During the first half of the 20th century, one major service, now in severe decline, occupied a prominent place in the city’s commercial life. That was shipping and its ancillary services. It was fortunate to represent both major industries in Port Elizabeth: the export of wool and the importation of motor vehicles’ parts to be assembled in the two major motor plants viz General Motors and Ford.
To satisfy the interests of commerce and the general public in these activities, The Eastern Province Herald ran various articles regularly on these activities. Interestingly these articles even listed the names of passengers.
My uncle, George Wood, the representative for Mitchell Cotts in Port Elizabeth, kept copies of these newspaper clippings especially where they mentioned him. This is an example of such an article published on the 13th April 1935 and provides an insight into a vital aspect of commercial activity.
Main photo: Port entry of PE photographed on the 5 Jan1938 from the bridge of the German battleship training ship – SCHLESWIG HOLSTEIN during its 6 months cruise around Africa.
In the article Scrap Log of the Harbour in the E.P. Herald dated 13th April 1935, it reports the following:The troop (sic) aboard the Heraclites is probably a paying freight, but livestock on a 40-day passage through the tropics makes the Houston steamer’s voyage no pleasure cruise. Resinous pitch pine provides a more agreeable cargo so far as smell is one of five senses left to sailors. The Gunnaren of the Swedish Transatlantic Line is due on Monday morning with another 29 standards of Baltic timber and an unusual portion of a Baltic trader’s total cargo – 998 tons of general cargo.
They also have one of their Australian ships, the Mirrabooka, due here on the 22nd, to discharge, but details of her manifest have yet to be advised.
Mr. George Wood
And, just as this is written, he who personifies the Baltic trade so far as Port Elizabeth is concerned, celebrates his silver jubilee before even middle age overtakes him. Mr. George Wood, who from boyhood has marked the ships that have become bywords in Algoa Bay, and, as one of the younger shipping men here, looks like making his mark on many more, has just concluded his 25th year in the service of Mitchell Cotts (S.A.) Ltd. His shadow is not likely to grow less as the Charl Malan Quay is extended.

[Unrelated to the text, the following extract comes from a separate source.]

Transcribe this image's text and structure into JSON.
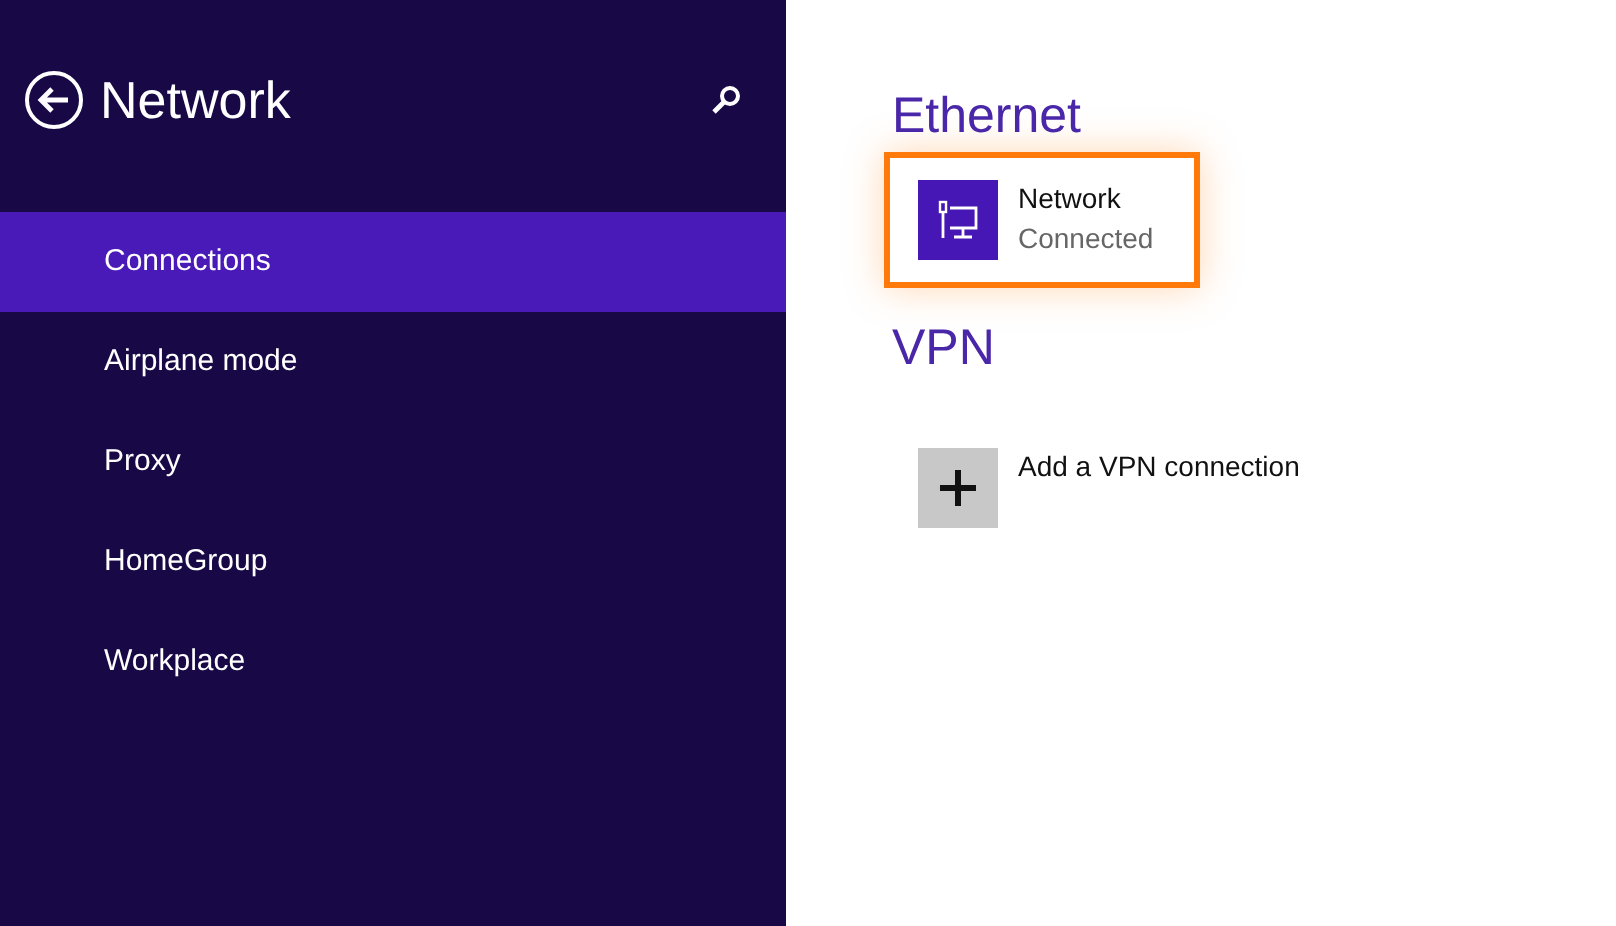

The Wangoni of the German Africa Lines is also on the list to arrive on Easter Sunday but is not [expected to]sail until Easter Monday if she holds her current schedule. She was in port on Wednesday discharging all items from the continent and is returning to land a [indecipherable] wood shipment, reported as being pines and 8,000 bales, for German interests.
The Wangoni’s outward tonnages, if more than 641 tons, shows improvement out of Hamburg which the Altoma of the German Australian Line is likely to confirm.

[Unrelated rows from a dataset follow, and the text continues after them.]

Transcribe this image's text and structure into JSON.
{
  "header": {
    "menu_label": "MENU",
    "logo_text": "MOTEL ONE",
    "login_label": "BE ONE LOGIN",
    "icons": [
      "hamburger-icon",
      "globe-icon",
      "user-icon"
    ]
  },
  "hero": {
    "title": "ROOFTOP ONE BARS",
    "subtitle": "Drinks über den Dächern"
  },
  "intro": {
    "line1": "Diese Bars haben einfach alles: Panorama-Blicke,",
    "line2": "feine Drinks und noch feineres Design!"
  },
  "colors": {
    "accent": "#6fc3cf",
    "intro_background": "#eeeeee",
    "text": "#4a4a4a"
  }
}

The Altoma here next Wednesday is authoritatively reported to have the heaviest cargo to be carried from Hitlerised Germany, in a German ship, for South Africa, within the last three years. The Reichsbank has found means through the reichsmark to square the circle between our wool shipments and German exports trade, in short, is following the swastika.

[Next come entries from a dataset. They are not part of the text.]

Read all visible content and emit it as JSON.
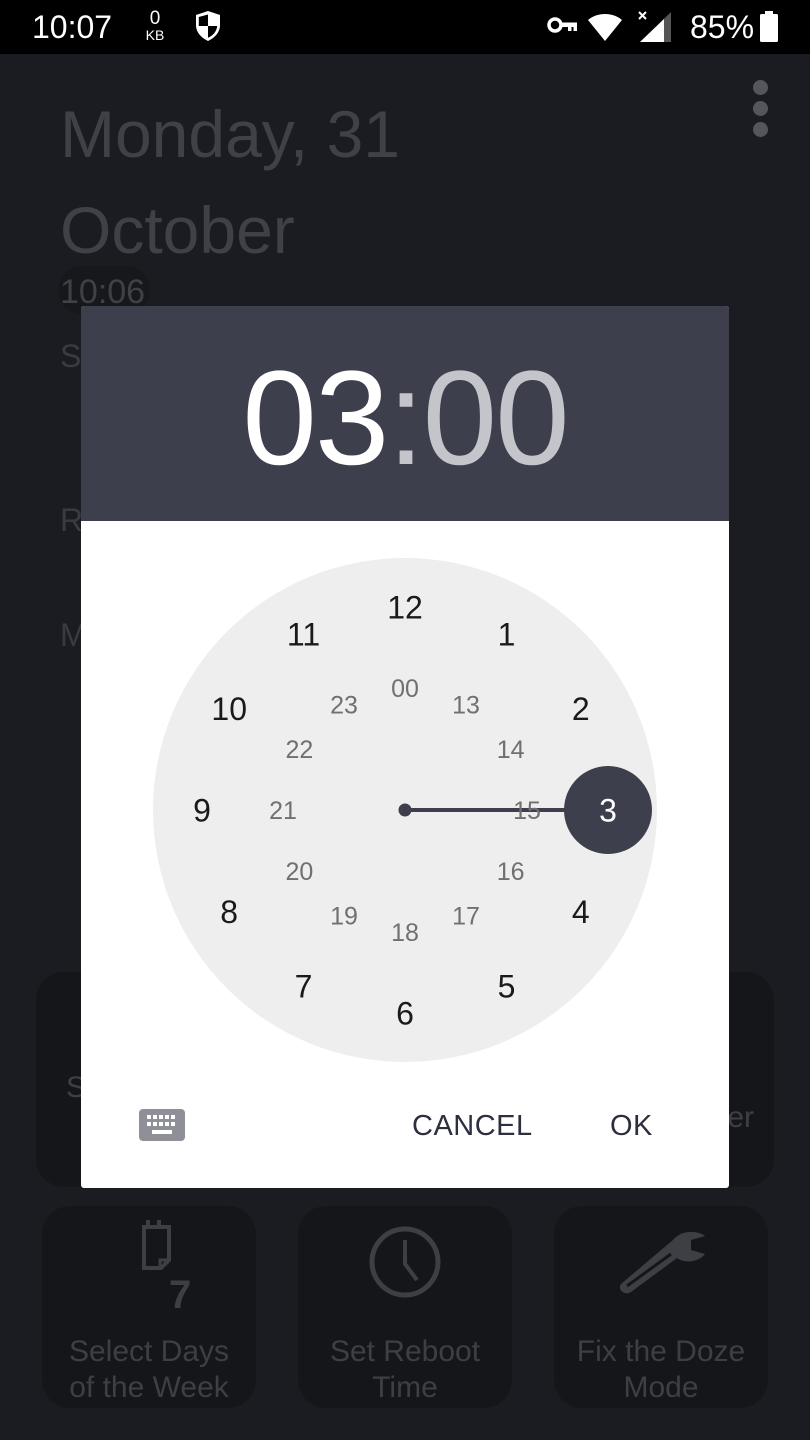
{
  "status_bar": {
    "time": "10:07",
    "data_rate_value": "0",
    "data_rate_unit": "KB",
    "battery_percent": "85%",
    "icons": [
      "shield-icon",
      "vpn-key-icon",
      "wifi-icon",
      "cell-signal-no-data-icon",
      "battery-icon"
    ]
  },
  "background_app": {
    "date_line1": "Monday, 31",
    "date_line2": "October",
    "current_time": "10:06",
    "partial_labels": [
      "S",
      "R",
      "M"
    ],
    "menu_icon": "more-vert-icon",
    "cards_row1_partial": [
      {
        "visible_text": "S"
      },
      {
        "visible_text": "er"
      }
    ],
    "cards": [
      {
        "label_line1": "Select Days",
        "label_line2": "of the Week",
        "icon": "calendar-7-icon"
      },
      {
        "label_line1": "Set Reboot",
        "label_line2": "Time",
        "icon": "clock-icon"
      },
      {
        "label_line1": "Fix the Doze",
        "label_line2": "Mode",
        "icon": "wrench-icon"
      }
    ]
  },
  "time_picker": {
    "hours": "03",
    "separator": ":",
    "minutes": "00",
    "mode": "hour",
    "selected_hour": 3,
    "outer_ring": [
      "12",
      "1",
      "2",
      "3",
      "4",
      "5",
      "6",
      "7",
      "8",
      "9",
      "10",
      "11"
    ],
    "inner_ring": [
      "00",
      "13",
      "14",
      "15",
      "16",
      "17",
      "18",
      "19",
      "20",
      "21",
      "22",
      "23"
    ],
    "cancel_label": "CANCEL",
    "ok_label": "OK",
    "keyboard_icon": "keyboard-icon",
    "colors": {
      "header_bg": "#3e3f4c",
      "accent": "#3e3f4c",
      "face_bg": "#eeeeee",
      "button_text": "#2d2f3e"
    }
  }
}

Mention was made last week of a full timber cargo on the water from Vancouver for three ports in South Africa. The motor ship, Borgastad, a Norwegian, is now discharging at Lourenco Marques and is not now due here until after Easter. She has a heavier load for this port than was first thought. 4,500 tons of Canadian Pine.
Most men would think that one who had his ship discharge 2,100 tons in one working day, and yet felt deeply disappointed, was slightly obdurate. If boxboards in shooks may be considered an ideal cargo for breaking records, an odd hundred tons over 2,000 sounds like hustle. It is not done every day, but it was done this week at the Charl Malan Quay, for the first time.
The Hammaren, of the Swedish Transatlantic Line, berthed on Tuesday morning when eight gangs were awaiting her to shake her up. The Port gave her five cranes and the stevedores trimmed over-side three derricks. Then she had 2,485 tons to come out and had t load 242 wool bales. When the hatches were covered at 5 p.m. there remained only 385 tons to discharge. That was a good job of work, but the ship’s agents were dejected. They wanted to clear her in one day.
Scrap Log of the Harbour in the E.P. Herald dated 13th April 1935